The most common are two-syllable, ie/y-endings we know and love well; Isabelles are Izzy, Olivers are Ollie, Katherines are Katies and Fredericks are Freddies. But more and more, parents are looking to a more brisk and quirky style of diminutive. Edwards are often Ned, rather than Eddy; several Henrys are Hal, and Christophers are the striking Kit rather than Chris.
With this niche trend in mind, here is a rundown of some one-syllable diminutives that have become overlooked since they were developed in the Middle Ages. Several of them, perhaps surprisingly, were unisex.
In the 16th century Bess was a popular nickname for Elizabeth. You could almost say that it was the diminutive for the name, as the most famous bearer, Elizabeth I, was known fondly as “Good Queen Bess“. It began to lose favour in the 18th century, but was revived as Bessie in the 19th. In some instances, Bess was also used as a diminutive for Beatrice.
by Esmeralda Rocha
In Part one of our blog on names new to the Nameberry database, we discussed highlights of our recent additions to the girls’ database. Part two focuses on our favorite ten additions to the boys’ name database.
By Esmeralda Rocha
We at Nameberry are always combing works of literature, global popularity lists, and your suggestions to find names to add to the Nameberry database. We thought we’d bring you the highlights of our most recent efforts in a two-part blog. Custom says ladies first, so here are 11 of our favorite recently added girls’ names.
By Meghan Daum
Normally I’m all for making fun of parents who, by dint of ZIP Code or number of tattoos, fall into the hipster category and assert their nonconformity by giving their kids names that, once upon a time, were considered best suited for pets. Hang around a playground in Silver Lake or Brooklyn‘s Park Slope and you’ll hear enough calls of “Roscoe!” and “Lulu!” to think you’ve accidentally wandered into the dog park.

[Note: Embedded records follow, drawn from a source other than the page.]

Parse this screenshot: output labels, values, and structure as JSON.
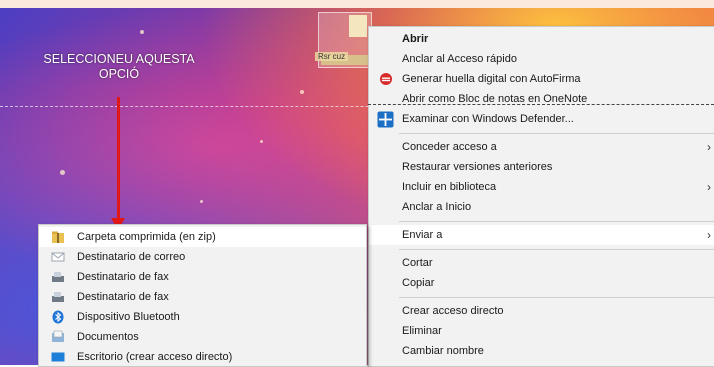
{
  "desktop": {
    "callout_lines": [
      "SELECCIONEU AQUESTA",
      "OPCIÓ"
    ],
    "file_label": "Rsr cuz"
  },
  "context_menu": {
    "items": [
      {
        "label": "Abrir"
      },
      {
        "label": "Anclar al Acceso rápido"
      },
      {
        "label": "Generar huella digital con AutoFirma",
        "icon": "autofirma-icon"
      },
      {
        "label": "Abrir como Bloc de notas en OneNote"
      },
      {
        "label": "Examinar con Windows Defender...",
        "icon": "windows-defender-icon"
      },
      {
        "label": "Conceder acceso a"
      },
      {
        "label": "Restaurar versiones anteriores"
      },
      {
        "label": "Incluir en biblioteca"
      },
      {
        "label": "Anclar a Inicio"
      },
      {
        "label": "Enviar a"
      },
      {
        "label": "Cortar"
      },
      {
        "label": "Copiar"
      },
      {
        "label": "Crear acceso directo"
      },
      {
        "label": "Eliminar"
      },
      {
        "label": "Cambiar nombre"
      }
    ],
    "submenu_arrow": "›"
  },
  "send_to_submenu": {
    "items": [
      {
        "label": "Carpeta comprimida (en zip)",
        "icon": "zip-folder-icon"
      },
      {
        "label": "Destinatario de correo",
        "icon": "mail-icon"
      },
      {
        "label": "Destinatario de fax",
        "icon": "fax-icon"
      },
      {
        "label": "Destinatario de fax",
        "icon": "fax-icon"
      },
      {
        "label": "Dispositivo Bluetooth",
        "icon": "bluetooth-icon"
      },
      {
        "label": "Documentos",
        "icon": "documents-icon"
      },
      {
        "label": "Escritorio (crear acceso directo)",
        "icon": "desktop-icon"
      }
    ]
  },
  "colors": {
    "menu_bg": "#f2f2f2",
    "highlight": "#ffffff",
    "arrow": "#e01818"
  }
}
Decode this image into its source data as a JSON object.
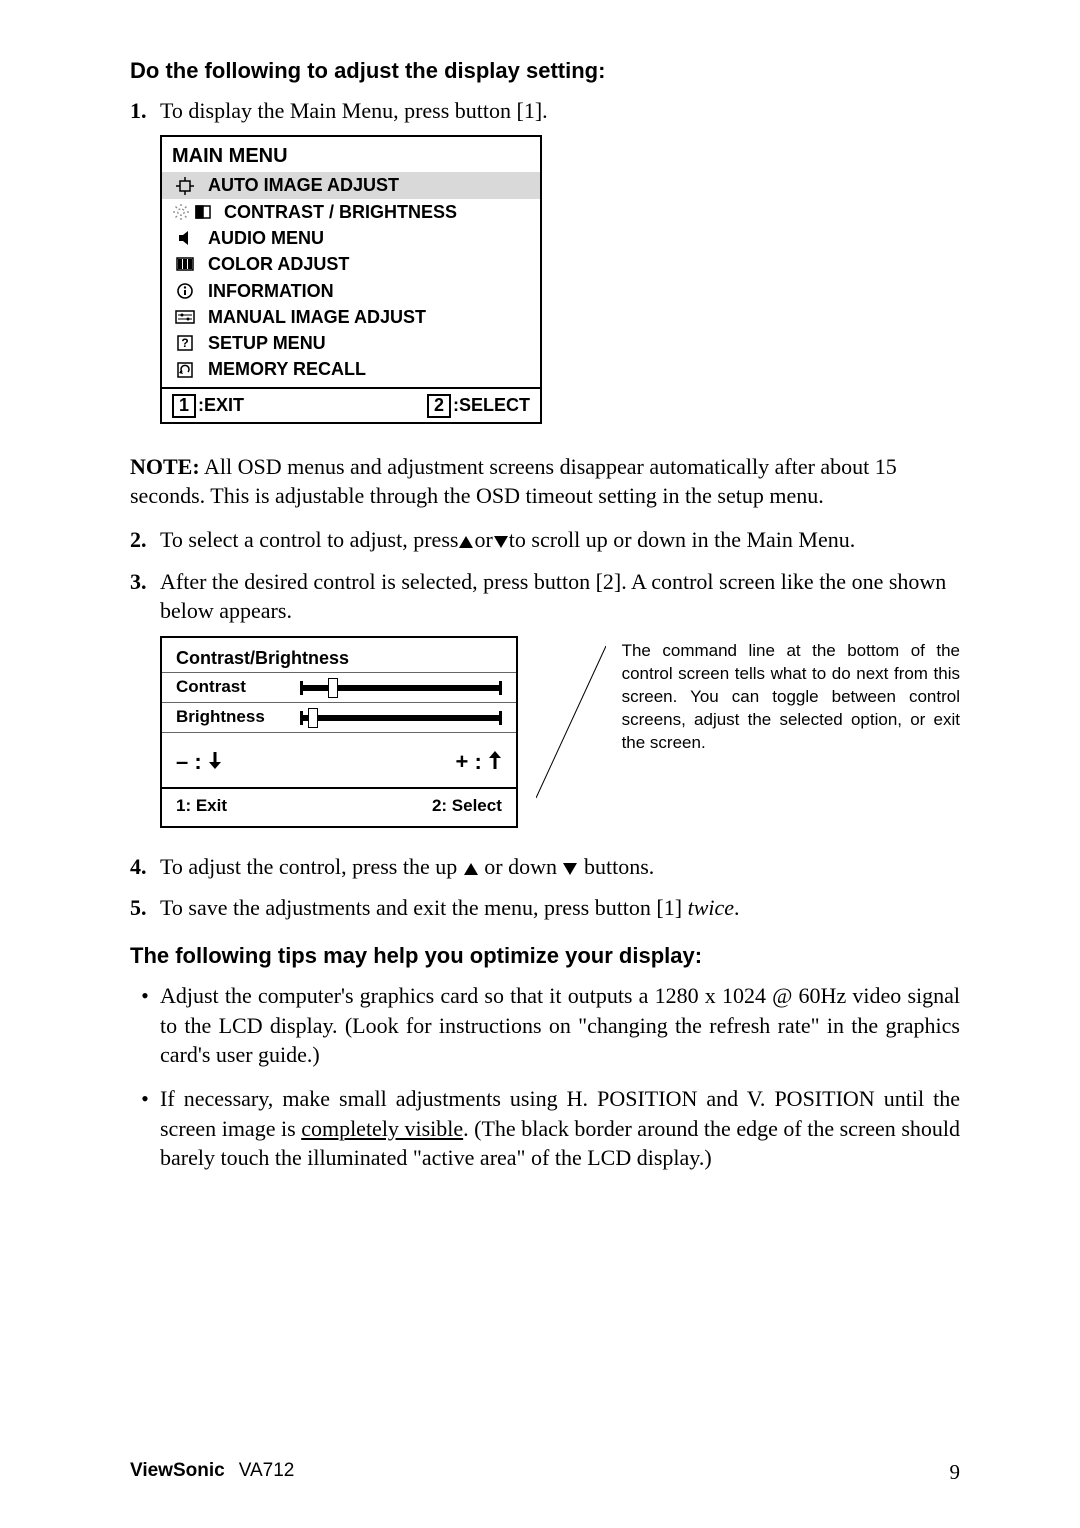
{
  "heading1": "Do the following to adjust the display setting:",
  "step1_num": "1.",
  "step1_text": "To display the Main Menu, press button [1].",
  "main_menu": {
    "title": "MAIN MENU",
    "items": [
      "AUTO IMAGE ADJUST",
      "CONTRAST / BRIGHTNESS",
      "AUDIO MENU",
      "COLOR ADJUST",
      "INFORMATION",
      "MANUAL IMAGE ADJUST",
      "SETUP MENU",
      "MEMORY RECALL"
    ],
    "footer_left_key": "1",
    "footer_left_label": ":EXIT",
    "footer_right_key": "2",
    "footer_right_label": ":SELECT"
  },
  "note_label": "NOTE:",
  "note_text": " All OSD menus and adjustment screens disappear automatically after about 15 seconds. This is adjustable through the OSD timeout setting in the setup menu.",
  "step2_num": "2.",
  "step2_pre": "To select a control to adjust, press",
  "step2_mid": "or",
  "step2_post": "to scroll up or down in the Main Menu.",
  "step3_num": "3.",
  "step3_text": "After the desired control is selected, press button [2]. A control screen like the one shown below appears.",
  "control": {
    "title": "Contrast/Brightness",
    "row1": "Contrast",
    "row2": "Brightness",
    "minus": "– : ",
    "plus": "+ : ",
    "footer_left": "1: Exit",
    "footer_right": "2: Select"
  },
  "caption": "The command line at the bottom of the control screen tells what to do next from this screen. You can toggle between control screens, adjust the selected option, or exit the screen.",
  "step4_num": "4.",
  "step4_pre": "To adjust the control, press the up ",
  "step4_mid": " or down ",
  "step4_post": " buttons.",
  "step5_num": "5.",
  "step5_pre": "To save the adjustments and exit the menu, press button [1] ",
  "step5_italic": "twice",
  "step5_post": ".",
  "heading2": "The following tips may help you optimize your display:",
  "tip1": "Adjust the computer's graphics card so that it outputs a 1280 x 1024 @ 60Hz video signal to the LCD display. (Look for instructions on \"changing the refresh rate\" in the graphics card's user guide.)",
  "tip2_pre": "If necessary, make small adjustments using H. POSITION and V. POSITION until the screen image is ",
  "tip2_underline": "completely visible",
  "tip2_post": ". (The black border around the edge of the screen should barely touch the illuminated \"active area\" of the LCD display.)",
  "footer_brand": "ViewSonic",
  "footer_model": "VA712",
  "footer_page": "9"
}
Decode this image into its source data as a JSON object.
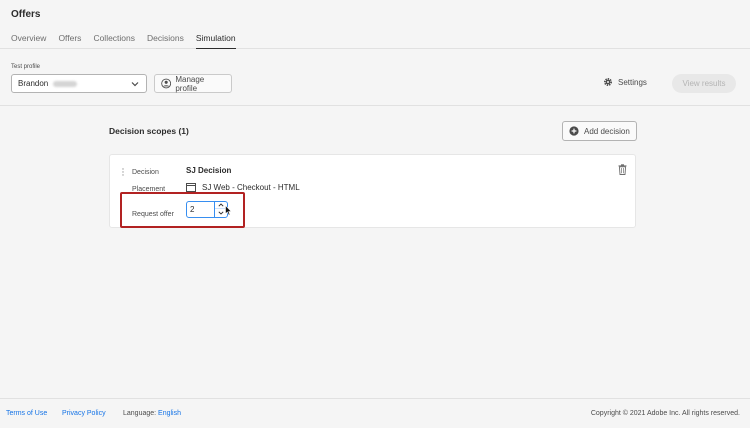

Still, I say we stop piling on parents who named their kids Atticus.